What this task involves
Among the records, which lines hold the word "icon"? Pick them out.

(Records drawn from a dataset)
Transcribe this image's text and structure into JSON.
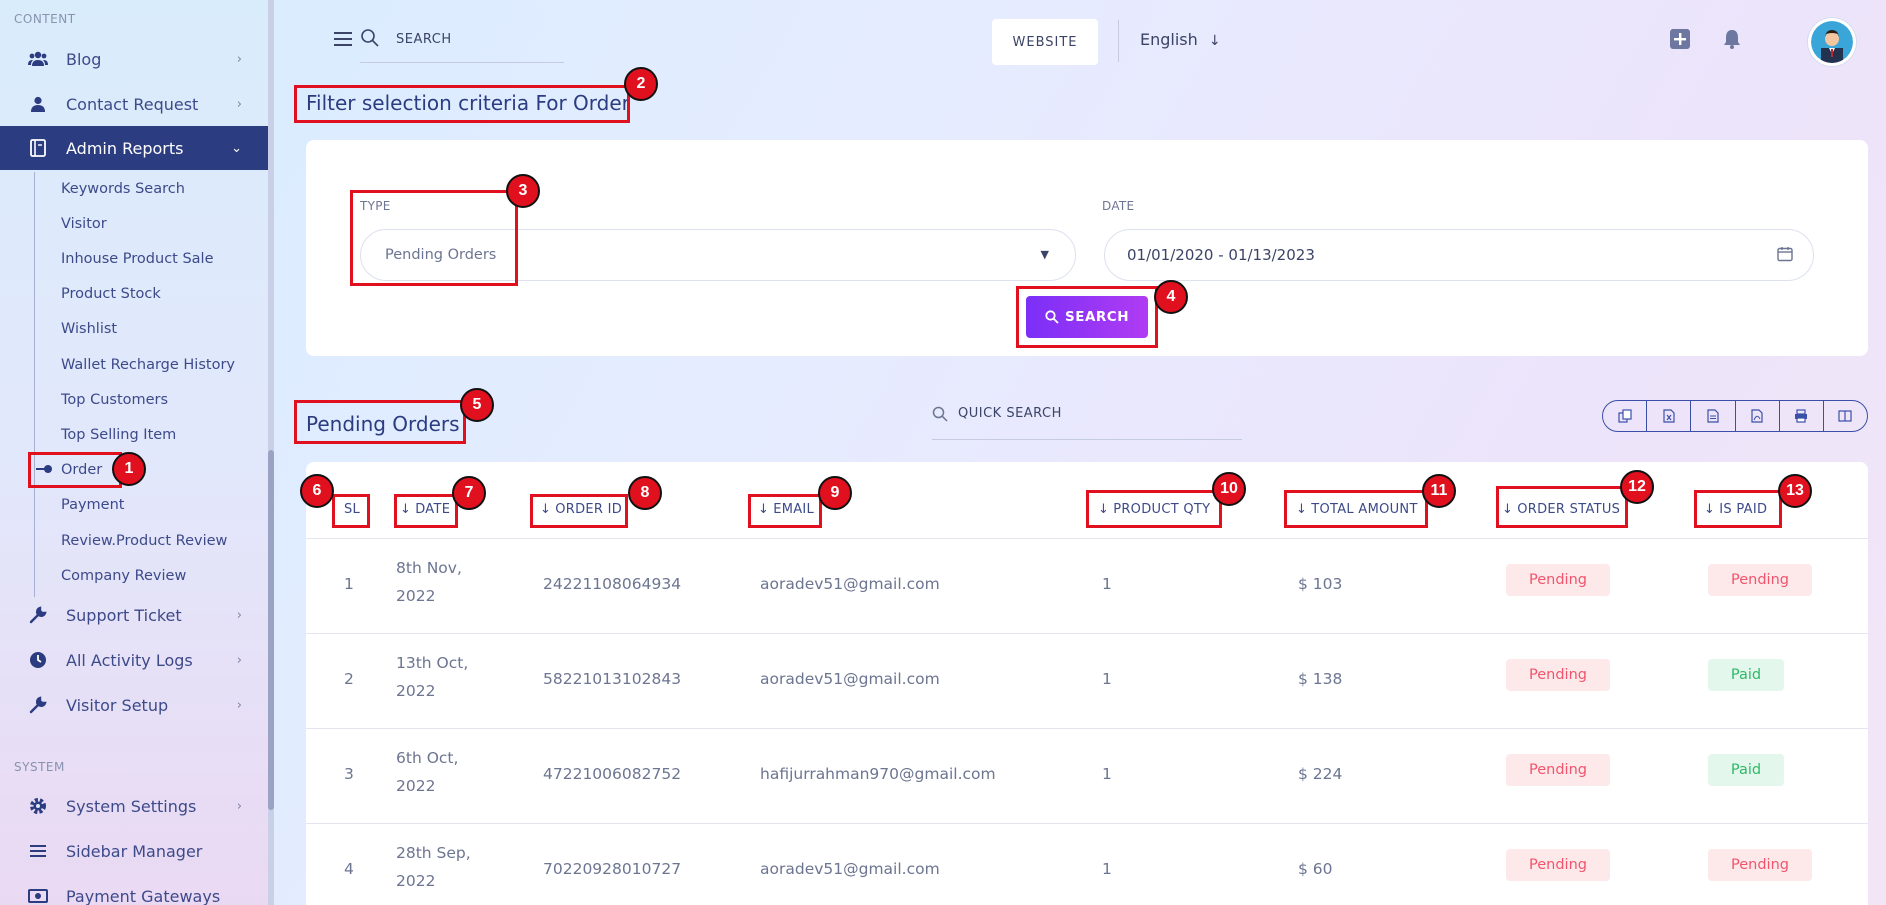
{
  "sidebar": {
    "section_content": "CONTENT",
    "section_system": "SYSTEM",
    "items_top": [
      {
        "label": "Blog",
        "icon": "users-icon"
      },
      {
        "label": "Contact Request",
        "icon": "user-icon"
      },
      {
        "label": "Admin Reports",
        "icon": "report-icon"
      }
    ],
    "sub_items": [
      "Keywords Search",
      "Visitor",
      "Inhouse Product Sale",
      "Product Stock",
      "Wishlist",
      "Wallet Recharge History",
      "Top Customers",
      "Top Selling Item",
      "Order",
      "Payment",
      "Review.Product Review",
      "Company Review"
    ],
    "items_bottom": [
      {
        "label": "Support Ticket",
        "icon": "wrench-icon"
      },
      {
        "label": "All Activity Logs",
        "icon": "clock-icon"
      },
      {
        "label": "Visitor Setup",
        "icon": "wrench-icon"
      }
    ],
    "items_system": [
      {
        "label": "System Settings",
        "icon": "gear-icon"
      },
      {
        "label": "Sidebar Manager",
        "icon": "menu-icon"
      },
      {
        "label": "Payment Gateways",
        "icon": "money-icon"
      }
    ]
  },
  "topbar": {
    "search_label": "SEARCH",
    "website_label": "WEBSITE",
    "language": "English"
  },
  "filter": {
    "heading": "Filter selection criteria For Order",
    "type_label": "TYPE",
    "type_value": "Pending Orders",
    "date_label": "DATE",
    "date_value": "01/01/2020 - 01/13/2023",
    "search_button": "SEARCH"
  },
  "orders": {
    "heading": "Pending Orders",
    "quick_search": "QUICK SEARCH",
    "columns": [
      "SL",
      "DATE",
      "ORDER ID",
      "EMAIL",
      "PRODUCT QTY",
      "TOTAL AMOUNT",
      "ORDER STATUS",
      "IS PAID"
    ],
    "rows": [
      {
        "sl": "1",
        "date_a": "8th Nov,",
        "date_b": "2022",
        "order_id": "24221108064934",
        "email": "aoradev51@gmail.com",
        "qty": "1",
        "amount": "$ 103",
        "status": "Pending",
        "paid": "Pending"
      },
      {
        "sl": "2",
        "date_a": "13th Oct,",
        "date_b": "2022",
        "order_id": "58221013102843",
        "email": "aoradev51@gmail.com",
        "qty": "1",
        "amount": "$ 138",
        "status": "Pending",
        "paid": "Paid"
      },
      {
        "sl": "3",
        "date_a": "6th Oct,",
        "date_b": "2022",
        "order_id": "47221006082752",
        "email": "hafijurrahman970@gmail.com",
        "qty": "1",
        "amount": "$ 224",
        "status": "Pending",
        "paid": "Paid"
      },
      {
        "sl": "4",
        "date_a": "28th Sep,",
        "date_b": "2022",
        "order_id": "70220928010727",
        "email": "aoradev51@gmail.com",
        "qty": "1",
        "amount": "$ 60",
        "status": "Pending",
        "paid": "Pending"
      }
    ]
  },
  "annotations": [
    "1",
    "2",
    "3",
    "4",
    "5",
    "6",
    "7",
    "8",
    "9",
    "10",
    "11",
    "12",
    "13"
  ],
  "colors": {
    "nav_active": "#2b3c80",
    "accent_gradient_start": "#7b2ff7",
    "accent_gradient_end": "#b03cf3",
    "annotation_red": "#e0101e",
    "pending_text": "#f0556d",
    "paid_text": "#2fb868"
  }
}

Reply
        "icon": "users-icon"
        "icon": "user-icon"
        "icon": "report-icon"
        "icon": "wrench-icon"
        "icon": "clock-icon"
        "icon": "wrench-icon"
        "icon": "gear-icon"
        "icon": "menu-icon"
        "icon": "money-icon"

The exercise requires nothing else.